Reviewing the health of your community business partnership is something both partners should commit to doing on a regular basis - perhaps once or twice a year.
Regularly evaluating how the partnership is travelling is a way to not only remind both partners about the partnership's aims, responsibilities and details, but to also identify and address any small or hidden problems that exist.
Finding and fixing a problem when it is small saves a lot more time, resources and anxiety than trying to address a bigger problem later on. The following list is a good introductory guide to help you gauge the health of your community business partnership.
Happiness and comfort:
Are both parties still happy in the partnership, and still comfortable with their own roles and responsibilities as well as those of their partner?
Do staff and group members still support and believe in the partnership, and do those heading the partnerships still feel comfortable and happy doing so?
Do both partners still feel there is a clear definition of purpose, as well as the roles and responsibilities in partnership?
Goals, benefits and resources:
Do both parties still feel the partnership is achieving or working towards achieving its aims for the community?
Do both partners believe the partnership is achieving the benefits and objectives for their own group that they want to see?
Are the resources of the partnership - goods, donations, services, volunteer work, resources or learning opportunities - being focussed in the right area?
Are the resources the partnership has still enough to achieve those aims?
Are responsibilities still being shared fairly in the partnership, or is there a need to review who does what?
Decision-making and ideas:

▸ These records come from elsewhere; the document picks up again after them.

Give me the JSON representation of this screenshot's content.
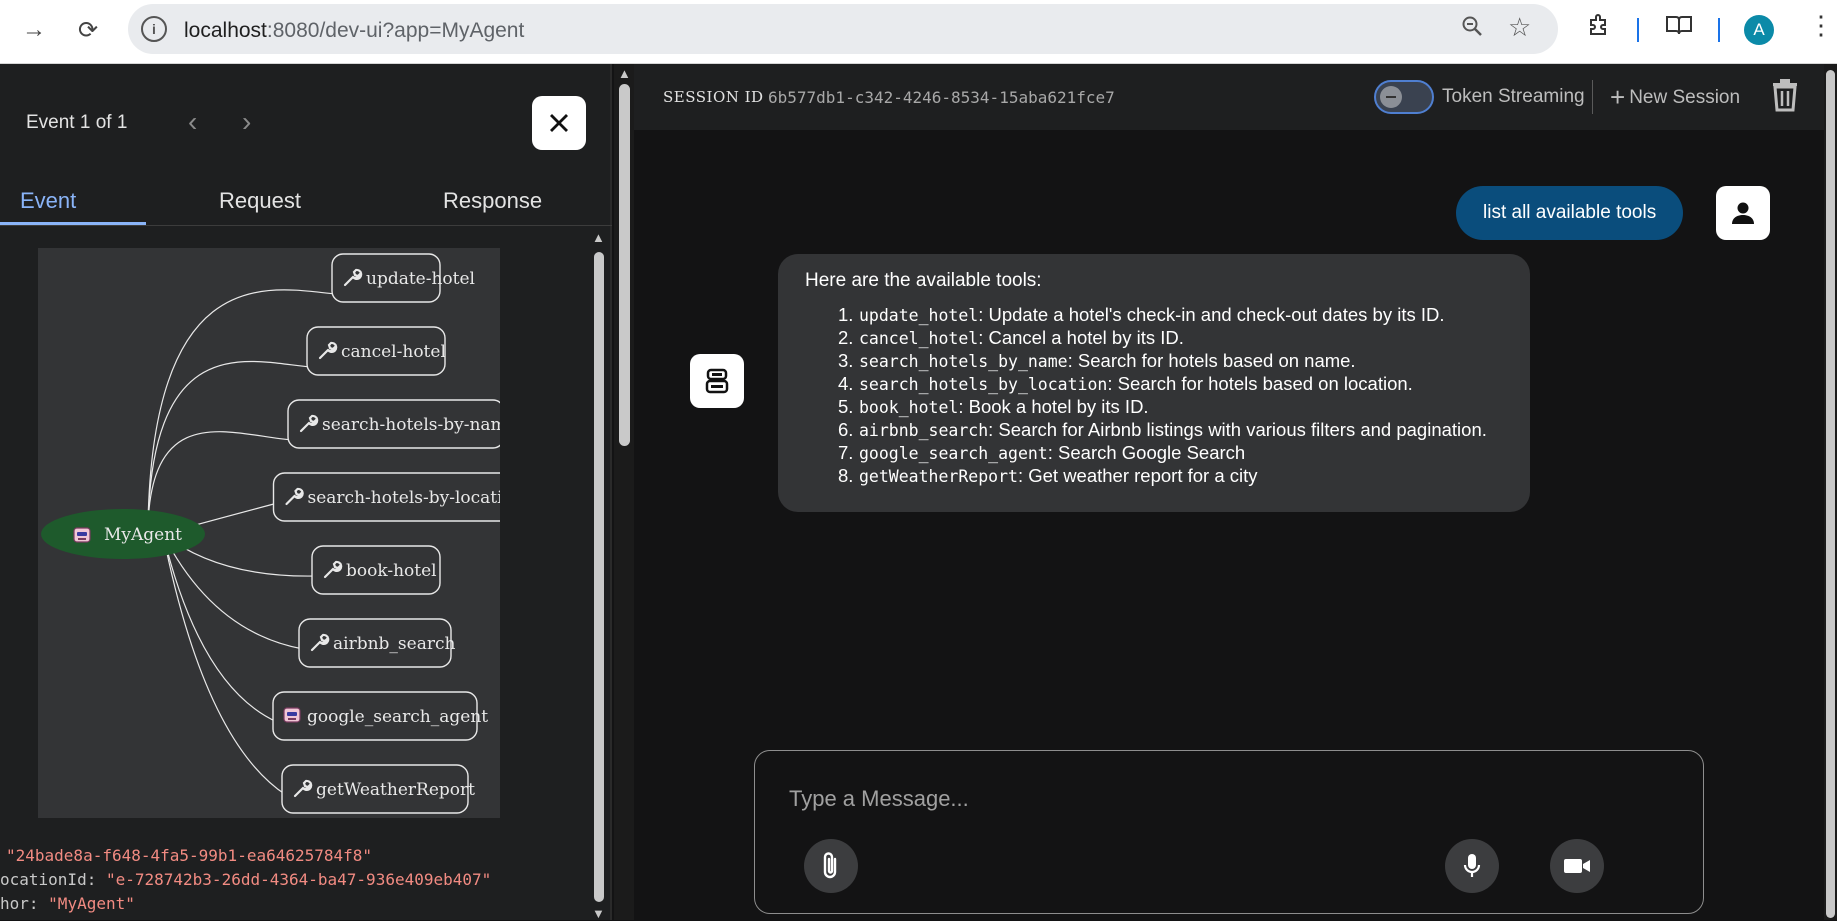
{
  "browser": {
    "url_host": "localhost",
    "url_rest": ":8080/dev-ui?app=MyAgent",
    "avatar_letter": "A"
  },
  "event_panel": {
    "event_count": "Event 1 of 1",
    "tabs": [
      "Event",
      "Request",
      "Response"
    ],
    "active_tab": "Event",
    "graph": {
      "root": "MyAgent",
      "nodes": [
        {
          "label": "update-hotel",
          "icon": "wrench-icon"
        },
        {
          "label": "cancel-hotel",
          "icon": "wrench-icon"
        },
        {
          "label": "search-hotels-by-name",
          "icon": "wrench-icon"
        },
        {
          "label": "search-hotels-by-location",
          "icon": "wrench-icon"
        },
        {
          "label": "book-hotel",
          "icon": "wrench-icon"
        },
        {
          "label": "airbnb_search",
          "icon": "wrench-icon"
        },
        {
          "label": "google_search_agent",
          "icon": "robot-icon"
        },
        {
          "label": "getWeatherReport",
          "icon": "wrench-icon"
        }
      ]
    },
    "json_lines": [
      {
        "key": "",
        "value": "\"24bade8a-f648-4fa5-99b1-ea64625784f8\""
      },
      {
        "key": "ocationId:",
        "value": "\"e-728742b3-26dd-4364-ba47-936e409eb407\""
      },
      {
        "key": "hor:",
        "value": "\"MyAgent\""
      }
    ]
  },
  "session": {
    "label": "SESSION ID",
    "id": "6b577db1-c342-4246-8534-15aba621fce7",
    "token_streaming_label": "Token Streaming",
    "token_streaming_on": false,
    "new_session_label": "New Session"
  },
  "chat": {
    "user_message": "list all available tools",
    "bot_intro": "Here are the available tools:",
    "tools": [
      {
        "num": "1.",
        "code": "update_hotel",
        "desc": ": Update a hotel's check-in and check-out dates by its ID."
      },
      {
        "num": "2.",
        "code": "cancel_hotel",
        "desc": ": Cancel a hotel by its ID."
      },
      {
        "num": "3.",
        "code": "search_hotels_by_name",
        "desc": ": Search for hotels based on name."
      },
      {
        "num": "4.",
        "code": "search_hotels_by_location",
        "desc": ": Search for hotels based on location."
      },
      {
        "num": "5.",
        "code": "book_hotel",
        "desc": ": Book a hotel by its ID."
      },
      {
        "num": "6.",
        "code": "airbnb_search",
        "desc": ": Search for Airbnb listings with various filters and pagination."
      },
      {
        "num": "7.",
        "code": "google_search_agent",
        "desc": ": Search Google Search"
      },
      {
        "num": "8.",
        "code": "getWeatherReport",
        "desc": ": Get weather report for a city"
      }
    ]
  },
  "composer": {
    "placeholder": "Type a Message...",
    "value": ""
  },
  "colors": {
    "accent": "#8ab4f8",
    "user_bubble": "#0a4d7c",
    "root_node": "#1e5a2c",
    "json_string": "#f28b82"
  }
}
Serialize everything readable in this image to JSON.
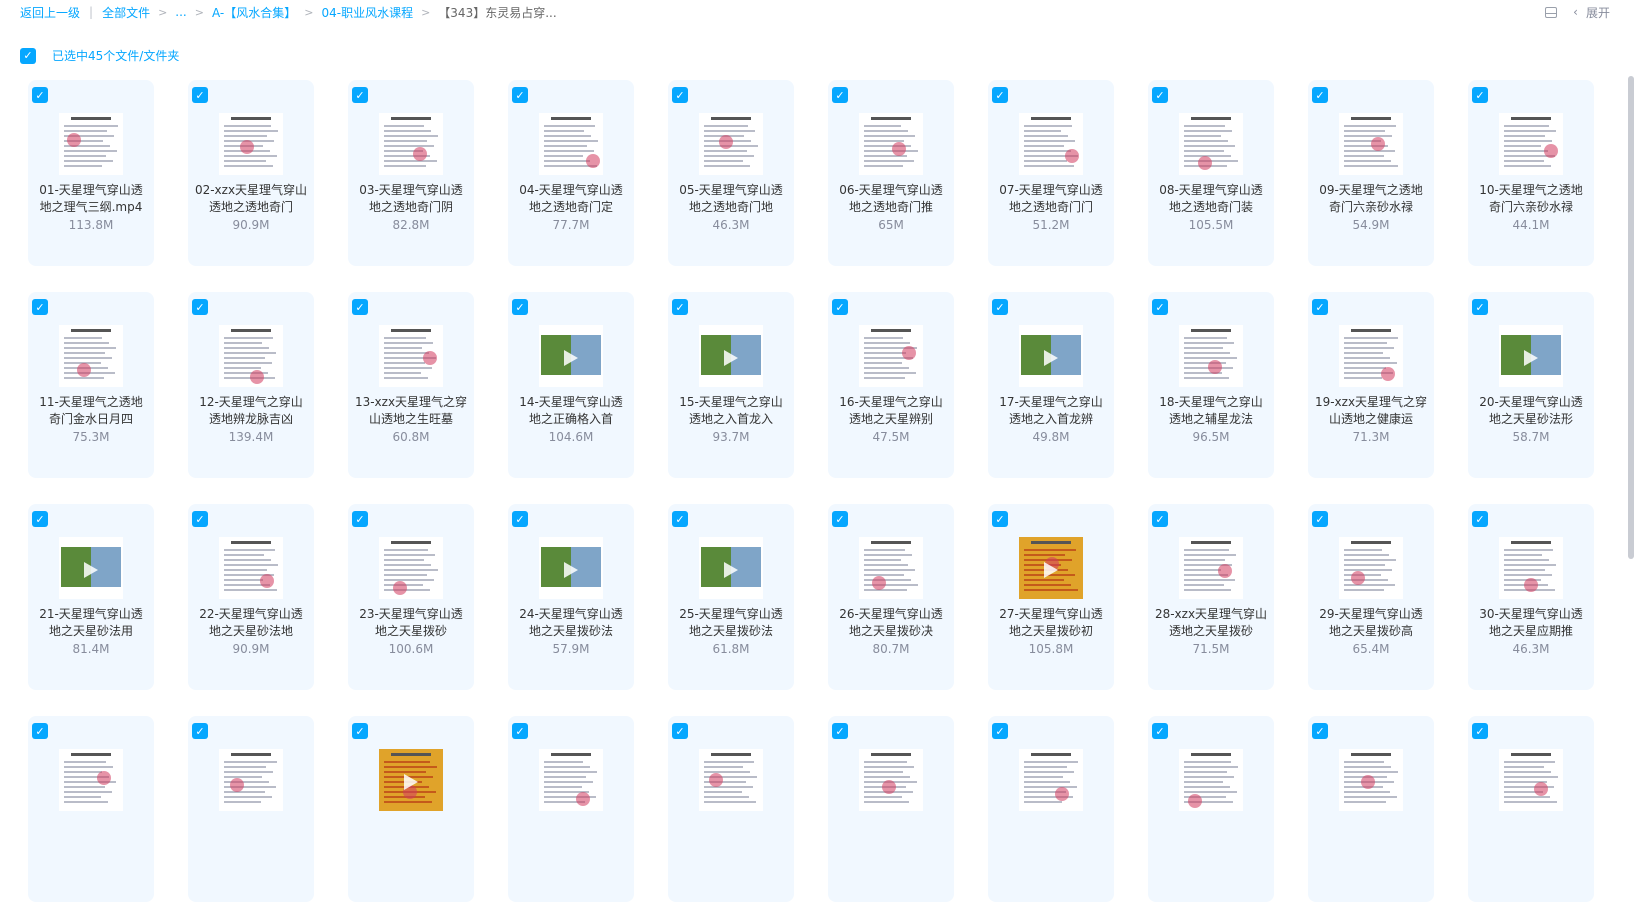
{
  "breadcrumb": {
    "back": "返回上一级",
    "items": [
      "全部文件",
      "...",
      "A-【风水合集】",
      "04-职业风水课程",
      "【343】东灵易占穿..."
    ]
  },
  "toolbar": {
    "expand_label": "展开"
  },
  "selection": {
    "text": "已选中45个文件/文件夹"
  },
  "files": [
    {
      "name": "01-天星理气穿山透地之理气三纲.mp4",
      "size": "113.8M",
      "thumb": "doc"
    },
    {
      "name": "02-xzx天星理气穿山透地之透地奇门",
      "size": "90.9M",
      "thumb": "doc"
    },
    {
      "name": "03-天星理气穿山透地之透地奇门阴",
      "size": "82.8M",
      "thumb": "doc"
    },
    {
      "name": "04-天星理气穿山透地之透地奇门定",
      "size": "77.7M",
      "thumb": "doc"
    },
    {
      "name": "05-天星理气穿山透地之透地奇门地",
      "size": "46.3M",
      "thumb": "doc"
    },
    {
      "name": "06-天星理气穿山透地之透地奇门推",
      "size": "65M",
      "thumb": "doc"
    },
    {
      "name": "07-天星理气穿山透地之透地奇门门",
      "size": "51.2M",
      "thumb": "doc"
    },
    {
      "name": "08-天星理气穿山透地之透地奇门装",
      "size": "105.5M",
      "thumb": "doc"
    },
    {
      "name": "09-天星理气之透地奇门六亲砂水禄",
      "size": "54.9M",
      "thumb": "doc"
    },
    {
      "name": "10-天星理气之透地奇门六亲砂水禄",
      "size": "44.1M",
      "thumb": "doc"
    },
    {
      "name": "11-天星理气之透地奇门金水日月四",
      "size": "75.3M",
      "thumb": "doc"
    },
    {
      "name": "12-天星理气之穿山透地辨龙脉吉凶",
      "size": "139.4M",
      "thumb": "doc"
    },
    {
      "name": "13-xzx天星理气之穿山透地之生旺墓",
      "size": "60.8M",
      "thumb": "doc"
    },
    {
      "name": "14-天星理气穿山透地之正确格入首",
      "size": "104.6M",
      "thumb": "photo"
    },
    {
      "name": "15-天星理气之穿山透地之入首龙入",
      "size": "93.7M",
      "thumb": "photo"
    },
    {
      "name": "16-天星理气之穿山透地之天星辨别",
      "size": "47.5M",
      "thumb": "doc"
    },
    {
      "name": "17-天星理气之穿山透地之入首龙辨",
      "size": "49.8M",
      "thumb": "photo"
    },
    {
      "name": "18-天星理气之穿山透地之辅星龙法",
      "size": "96.5M",
      "thumb": "doc"
    },
    {
      "name": "19-xzx天星理气之穿山透地之健康运",
      "size": "71.3M",
      "thumb": "doc"
    },
    {
      "name": "20-天星理气穿山透地之天星砂法形",
      "size": "58.7M",
      "thumb": "photo"
    },
    {
      "name": "21-天星理气穿山透地之天星砂法用",
      "size": "81.4M",
      "thumb": "photo"
    },
    {
      "name": "22-天星理气穿山透地之天星砂法地",
      "size": "90.9M",
      "thumb": "doc"
    },
    {
      "name": "23-天星理气穿山透地之天星拨砂",
      "size": "100.6M",
      "thumb": "doc"
    },
    {
      "name": "24-天星理气穿山透地之天星拨砂法",
      "size": "57.9M",
      "thumb": "photo"
    },
    {
      "name": "25-天星理气穿山透地之天星拨砂法",
      "size": "61.8M",
      "thumb": "photo"
    },
    {
      "name": "26-天星理气穿山透地之天星拨砂决",
      "size": "80.7M",
      "thumb": "doc"
    },
    {
      "name": "27-天星理气穿山透地之天星拨砂初",
      "size": "105.8M",
      "thumb": "orange"
    },
    {
      "name": "28-xzx天星理气穿山透地之天星拨砂",
      "size": "71.5M",
      "thumb": "doc"
    },
    {
      "name": "29-天星理气穿山透地之天星拨砂高",
      "size": "65.4M",
      "thumb": "doc"
    },
    {
      "name": "30-天星理气穿山透地之天星应期推",
      "size": "46.3M",
      "thumb": "doc"
    },
    {
      "name": "",
      "size": "",
      "thumb": "doc"
    },
    {
      "name": "",
      "size": "",
      "thumb": "doc"
    },
    {
      "name": "",
      "size": "",
      "thumb": "orange"
    },
    {
      "name": "",
      "size": "",
      "thumb": "doc"
    },
    {
      "name": "",
      "size": "",
      "thumb": "doc"
    },
    {
      "name": "",
      "size": "",
      "thumb": "doc"
    },
    {
      "name": "",
      "size": "",
      "thumb": "doc"
    },
    {
      "name": "",
      "size": "",
      "thumb": "doc"
    },
    {
      "name": "",
      "size": "",
      "thumb": "doc"
    },
    {
      "name": "",
      "size": "",
      "thumb": "doc"
    }
  ],
  "colors": {
    "accent": "#06a7ff",
    "card_bg": "#f1f8ff"
  },
  "icons": {
    "checkbox": "checkmark-icon",
    "play": "play-icon",
    "panel": "panel-icon",
    "chevron": "chevron-left-icon"
  }
}
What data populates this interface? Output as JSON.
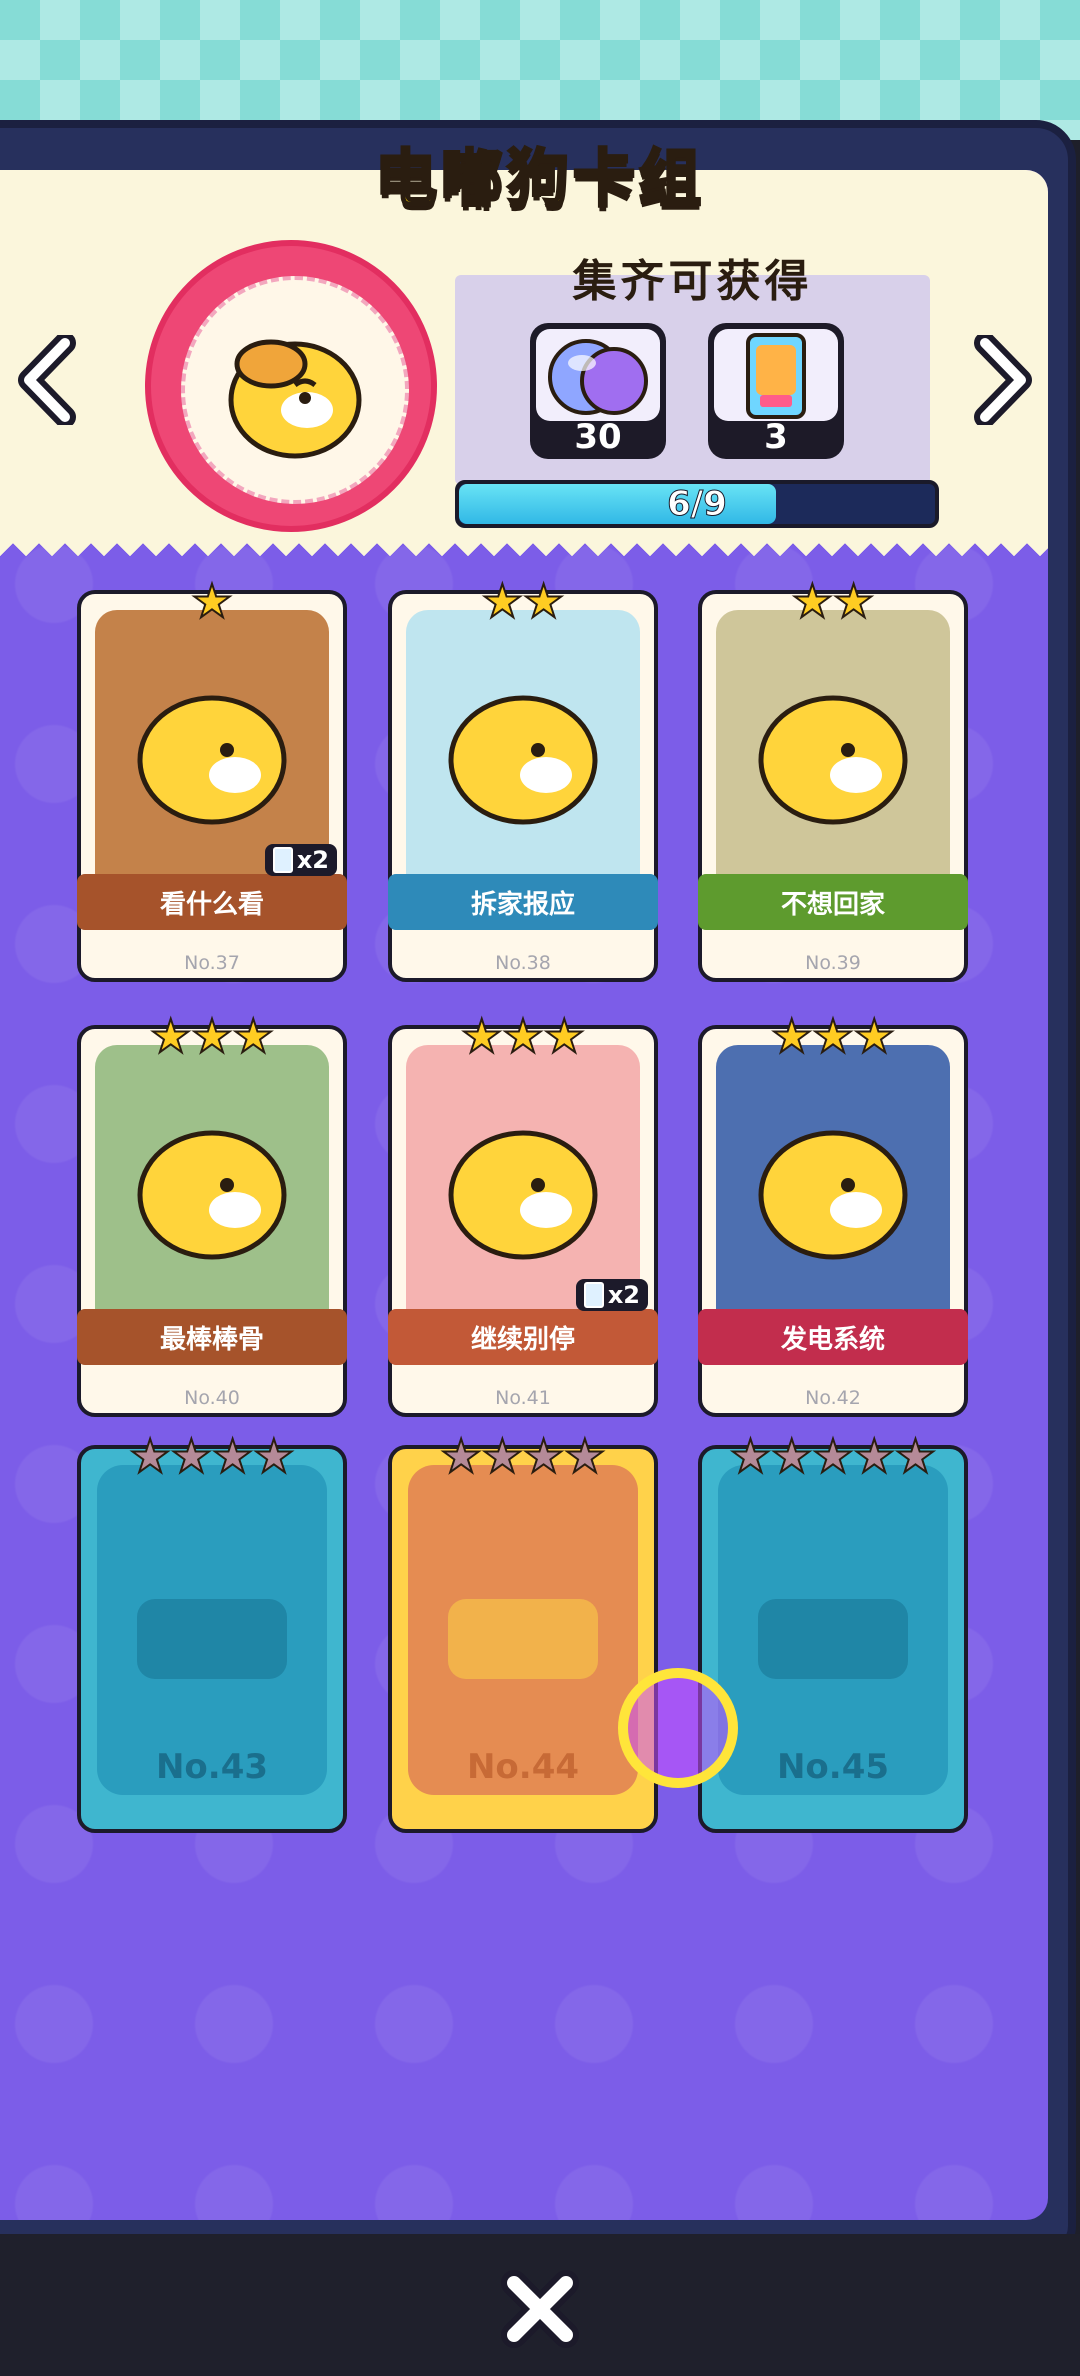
{
  "title": "电嘟狗卡组",
  "reward": {
    "heading": "集齐可获得",
    "items": [
      {
        "icon": "capsule-egg-icon",
        "count": "30"
      },
      {
        "icon": "card-pack-icon",
        "count": "3"
      }
    ],
    "progress_text": "6/9",
    "progress_fraction": 0.6667
  },
  "cards": [
    {
      "name": "看什么看",
      "number": "No.37",
      "stars": 1,
      "banner_color": "#a6532b",
      "art_color": "#c4824a",
      "dup": "x2"
    },
    {
      "name": "拆家报应",
      "number": "No.38",
      "stars": 2,
      "banner_color": "#2e8ab9",
      "art_color": "#bfe5ef",
      "dup": ""
    },
    {
      "name": "不想回家",
      "number": "No.39",
      "stars": 2,
      "banner_color": "#5e9b2e",
      "art_color": "#cfc69a",
      "dup": ""
    },
    {
      "name": "最棒棒骨",
      "number": "No.40",
      "stars": 3,
      "banner_color": "#a6532b",
      "art_color": "#9ec08a",
      "dup": ""
    },
    {
      "name": "继续别停",
      "number": "No.41",
      "stars": 3,
      "banner_color": "#c25937",
      "art_color": "#f5b3b1",
      "dup": "x2"
    },
    {
      "name": "发电系统",
      "number": "No.42",
      "stars": 3,
      "banner_color": "#c22d4d",
      "art_color": "#4d6fb0",
      "dup": ""
    }
  ],
  "locked": [
    {
      "number": "No.43",
      "stars": 4,
      "theme": "blue"
    },
    {
      "number": "No.44",
      "stars": 4,
      "theme": "orange"
    },
    {
      "number": "No.45",
      "stars": 5,
      "theme": "blue"
    }
  ]
}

Are decisions of the partnership still being made jointly, with both partners actively involved in the process?
Do both partners still look for ways to improve the relationship, as well as recognising when an element of the partnership has worked well?
Honesty, respect and trust:
Is there still a clearly defined environment of honesty, respect and trust in the partnership - not only between the two groups, but within those groups as well?
Are all those involved in the partnership's work valued and respected, and treated properly?
Does there remain a healthy level of communication between and within the two partnership groups?
Are both partners able to talk about partnership issues - both good and bad - and speak to each other as partnership equals?
Are both partners able to listen to each other's thoughts and ideas respectfully?
Has the partnership been recognised internally and externally?
Is there still flexibility in the partnership - an ability or willingness to be flexible or change if necessary?